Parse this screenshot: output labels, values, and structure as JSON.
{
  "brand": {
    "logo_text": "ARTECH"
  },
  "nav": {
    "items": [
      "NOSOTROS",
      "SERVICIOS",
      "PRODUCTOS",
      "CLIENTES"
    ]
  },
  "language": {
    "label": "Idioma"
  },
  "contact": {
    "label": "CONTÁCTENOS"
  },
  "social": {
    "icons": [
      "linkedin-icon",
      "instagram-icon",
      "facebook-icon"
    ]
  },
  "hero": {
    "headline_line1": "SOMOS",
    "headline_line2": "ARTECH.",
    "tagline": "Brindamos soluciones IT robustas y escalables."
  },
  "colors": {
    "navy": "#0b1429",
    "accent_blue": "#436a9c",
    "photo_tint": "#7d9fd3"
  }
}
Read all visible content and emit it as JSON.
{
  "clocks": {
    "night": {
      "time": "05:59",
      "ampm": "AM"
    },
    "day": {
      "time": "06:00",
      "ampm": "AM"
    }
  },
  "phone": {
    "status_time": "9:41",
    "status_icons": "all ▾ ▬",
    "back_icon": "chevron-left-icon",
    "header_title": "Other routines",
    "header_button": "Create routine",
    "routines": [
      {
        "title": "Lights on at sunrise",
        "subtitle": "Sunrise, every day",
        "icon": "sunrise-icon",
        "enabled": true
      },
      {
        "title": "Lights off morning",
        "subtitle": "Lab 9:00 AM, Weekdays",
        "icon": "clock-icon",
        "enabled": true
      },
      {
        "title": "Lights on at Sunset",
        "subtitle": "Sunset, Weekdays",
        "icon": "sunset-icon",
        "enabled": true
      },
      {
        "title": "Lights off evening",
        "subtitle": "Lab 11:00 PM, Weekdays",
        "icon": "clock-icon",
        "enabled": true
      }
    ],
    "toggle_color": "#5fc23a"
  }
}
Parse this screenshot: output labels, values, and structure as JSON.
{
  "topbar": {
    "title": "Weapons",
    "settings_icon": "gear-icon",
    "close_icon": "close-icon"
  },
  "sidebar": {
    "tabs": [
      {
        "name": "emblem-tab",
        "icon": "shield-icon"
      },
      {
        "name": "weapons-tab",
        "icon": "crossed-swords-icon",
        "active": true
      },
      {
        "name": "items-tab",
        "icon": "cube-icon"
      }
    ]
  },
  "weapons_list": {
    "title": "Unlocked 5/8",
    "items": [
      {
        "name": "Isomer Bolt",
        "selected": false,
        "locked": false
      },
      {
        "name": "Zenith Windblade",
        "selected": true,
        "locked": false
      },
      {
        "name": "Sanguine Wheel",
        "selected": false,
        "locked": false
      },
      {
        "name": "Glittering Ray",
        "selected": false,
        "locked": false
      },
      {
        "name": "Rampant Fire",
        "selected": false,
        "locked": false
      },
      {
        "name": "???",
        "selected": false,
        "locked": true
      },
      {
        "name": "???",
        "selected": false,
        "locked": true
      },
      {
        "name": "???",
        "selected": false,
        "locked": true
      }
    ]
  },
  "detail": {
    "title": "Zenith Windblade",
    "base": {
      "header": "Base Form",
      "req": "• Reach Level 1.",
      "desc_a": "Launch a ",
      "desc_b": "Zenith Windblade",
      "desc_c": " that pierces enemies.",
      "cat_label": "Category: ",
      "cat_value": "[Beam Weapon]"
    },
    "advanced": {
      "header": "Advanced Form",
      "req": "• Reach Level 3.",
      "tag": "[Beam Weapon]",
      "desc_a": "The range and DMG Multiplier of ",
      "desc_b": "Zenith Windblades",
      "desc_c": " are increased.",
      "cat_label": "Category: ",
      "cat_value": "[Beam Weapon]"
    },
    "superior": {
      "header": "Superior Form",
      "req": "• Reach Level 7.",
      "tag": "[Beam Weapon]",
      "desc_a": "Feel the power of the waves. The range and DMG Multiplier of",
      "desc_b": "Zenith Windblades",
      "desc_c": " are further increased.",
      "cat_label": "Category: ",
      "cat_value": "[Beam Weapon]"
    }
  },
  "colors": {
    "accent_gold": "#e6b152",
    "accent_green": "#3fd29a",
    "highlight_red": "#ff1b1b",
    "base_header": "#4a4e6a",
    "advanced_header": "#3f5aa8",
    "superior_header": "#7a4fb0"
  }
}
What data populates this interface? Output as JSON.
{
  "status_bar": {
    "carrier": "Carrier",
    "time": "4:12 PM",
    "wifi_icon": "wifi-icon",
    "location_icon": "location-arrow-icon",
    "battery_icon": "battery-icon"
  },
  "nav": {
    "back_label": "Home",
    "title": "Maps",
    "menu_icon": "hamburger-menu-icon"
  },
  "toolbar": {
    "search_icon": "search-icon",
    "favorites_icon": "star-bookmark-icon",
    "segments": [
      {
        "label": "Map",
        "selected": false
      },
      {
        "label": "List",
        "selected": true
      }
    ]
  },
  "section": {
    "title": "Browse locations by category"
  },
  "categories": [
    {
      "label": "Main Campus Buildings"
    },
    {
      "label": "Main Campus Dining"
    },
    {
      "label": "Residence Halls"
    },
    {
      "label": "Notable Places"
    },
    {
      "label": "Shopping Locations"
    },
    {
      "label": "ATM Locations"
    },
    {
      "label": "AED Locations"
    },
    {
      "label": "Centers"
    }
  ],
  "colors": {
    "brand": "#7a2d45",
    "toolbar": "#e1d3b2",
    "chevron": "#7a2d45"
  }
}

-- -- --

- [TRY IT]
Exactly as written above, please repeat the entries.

- [RESPONSE AREA]
Parse this screenshot: output labels, values, and structure as JSON.
{
  "brand": {
    "logo_text": "ARTECH"
  },
  "nav": {
    "items": [
      "NOSOTROS",
      "SERVICIOS",
      "PRODUCTOS",
      "CLIENTES"
    ]
  },
  "language": {
    "label": "Idioma"
  },
  "contact": {
    "label": "CONTÁCTENOS"
  },
  "social": {
    "icons": [
      "linkedin-icon",
      "instagram-icon",
      "facebook-icon"
    ]
  },
  "hero": {
    "headline_line1": "SOMOS",
    "headline_line2": "ARTECH.",
    "tagline": "Brindamos soluciones IT robustas y escalables."
  },
  "colors": {
    "navy": "#0b1429",
    "accent_blue": "#436a9c",
    "photo_tint": "#7d9fd3"
  }
}
Read all visible content and emit it as JSON.
{
  "clocks": {
    "night": {
      "time": "05:59",
      "ampm": "AM"
    },
    "day": {
      "time": "06:00",
      "ampm": "AM"
    }
  },
  "phone": {
    "status_time": "9:41",
    "status_icons": "all ▾ ▬",
    "back_icon": "chevron-left-icon",
    "header_title": "Other routines",
    "header_button": "Create routine",
    "routines": [
      {
        "title": "Lights on at sunrise",
        "subtitle": "Sunrise, every day",
        "icon": "sunrise-icon",
        "enabled": true
      },
      {
        "title": "Lights off morning",
        "subtitle": "Lab 9:00 AM, Weekdays",
        "icon": "clock-icon",
        "enabled": true
      },
      {
        "title": "Lights on at Sunset",
        "subtitle": "Sunset, Weekdays",
        "icon": "sunset-icon",
        "enabled": true
      },
      {
        "title": "Lights off evening",
        "subtitle": "Lab 11:00 PM, Weekdays",
        "icon": "clock-icon",
        "enabled": true
      }
    ],
    "toggle_color": "#5fc23a"
  }
}
Parse this screenshot: output labels, values, and structure as JSON.
{
  "topbar": {
    "title": "Weapons",
    "settings_icon": "gear-icon",
    "close_icon": "close-icon"
  },
  "sidebar": {
    "tabs": [
      {
        "name": "emblem-tab",
        "icon": "shield-icon"
      },
      {
        "name": "weapons-tab",
        "icon": "crossed-swords-icon",
        "active": true
      },
      {
        "name": "items-tab",
        "icon": "cube-icon"
      }
    ]
  },
  "weapons_list": {
    "title": "Unlocked 5/8",
    "items": [
      {
        "name": "Isomer Bolt",
        "selected": false,
        "locked": false
      },
      {
        "name": "Zenith Windblade",
        "selected": true,
        "locked": false
      },
      {
        "name": "Sanguine Wheel",
        "selected": false,
        "locked": false
      },
      {
        "name": "Glittering Ray",
        "selected": false,
        "locked": false
      },
      {
        "name": "Rampant Fire",
        "selected": false,
        "locked": false
      },
      {
        "name": "???",
        "selected": false,
        "locked": true
      },
      {
        "name": "???",
        "selected": false,
        "locked": true
      },
      {
        "name": "???",
        "selected": false,
        "locked": true
      }
    ]
  },
  "detail": {
    "title": "Zenith Windblade",
    "base": {
      "header": "Base Form",
      "req": "• Reach Level 1.",
      "desc_a": "Launch a ",
      "desc_b": "Zenith Windblade",
      "desc_c": " that pierces enemies.",
      "cat_label": "Category: ",
      "cat_value": "[Beam Weapon]"
    },
    "advanced": {
      "header": "Advanced Form",
      "req": "• Reach Level 3.",
      "tag": "[Beam Weapon]",
      "desc_a": "The range and DMG Multiplier of ",
      "desc_b": "Zenith Windblades",
      "desc_c": " are increased.",
      "cat_label": "Category: ",
      "cat_value": "[Beam Weapon]"
    },
    "superior": {
      "header": "Superior Form",
      "req": "• Reach Level 7.",
      "tag": "[Beam Weapon]",
      "desc_a": "Feel the power of the waves. The range and DMG Multiplier of",
      "desc_b": "Zenith Windblades",
      "desc_c": " are further increased.",
      "cat_label": "Category: ",
      "cat_value": "[Beam Weapon]"
    }
  },
  "colors": {
    "accent_gold": "#e6b152",
    "accent_green": "#3fd29a",
    "highlight_red": "#ff1b1b",
    "base_header": "#4a4e6a",
    "advanced_header": "#3f5aa8",
    "superior_header": "#7a4fb0"
  }
}
What data populates this interface? Output as JSON.
{
  "status_bar": {
    "carrier": "Carrier",
    "time": "4:12 PM",
    "wifi_icon": "wifi-icon",
    "location_icon": "location-arrow-icon",
    "battery_icon": "battery-icon"
  },
  "nav": {
    "back_label": "Home",
    "title": "Maps",
    "menu_icon": "hamburger-menu-icon"
  },
  "toolbar": {
    "search_icon": "search-icon",
    "favorites_icon": "star-bookmark-icon",
    "segments": [
      {
        "label": "Map",
        "selected": false
      },
      {
        "label": "List",
        "selected": true
      }
    ]
  },
  "section": {
    "title": "Browse locations by category"
  },
  "categories": [
    {
      "label": "Main Campus Buildings"
    },
    {
      "label": "Main Campus Dining"
    },
    {
      "label": "Residence Halls"
    },
    {
      "label": "Notable Places"
    },
    {
      "label": "Shopping Locations"
    },
    {
      "label": "ATM Locations"
    },
    {
      "label": "AED Locations"
    },
    {
      "label": "Centers"
    }
  ],
  "colors": {
    "brand": "#7a2d45",
    "toolbar": "#e1d3b2",
    "chevron": "#7a2d45"
  }
}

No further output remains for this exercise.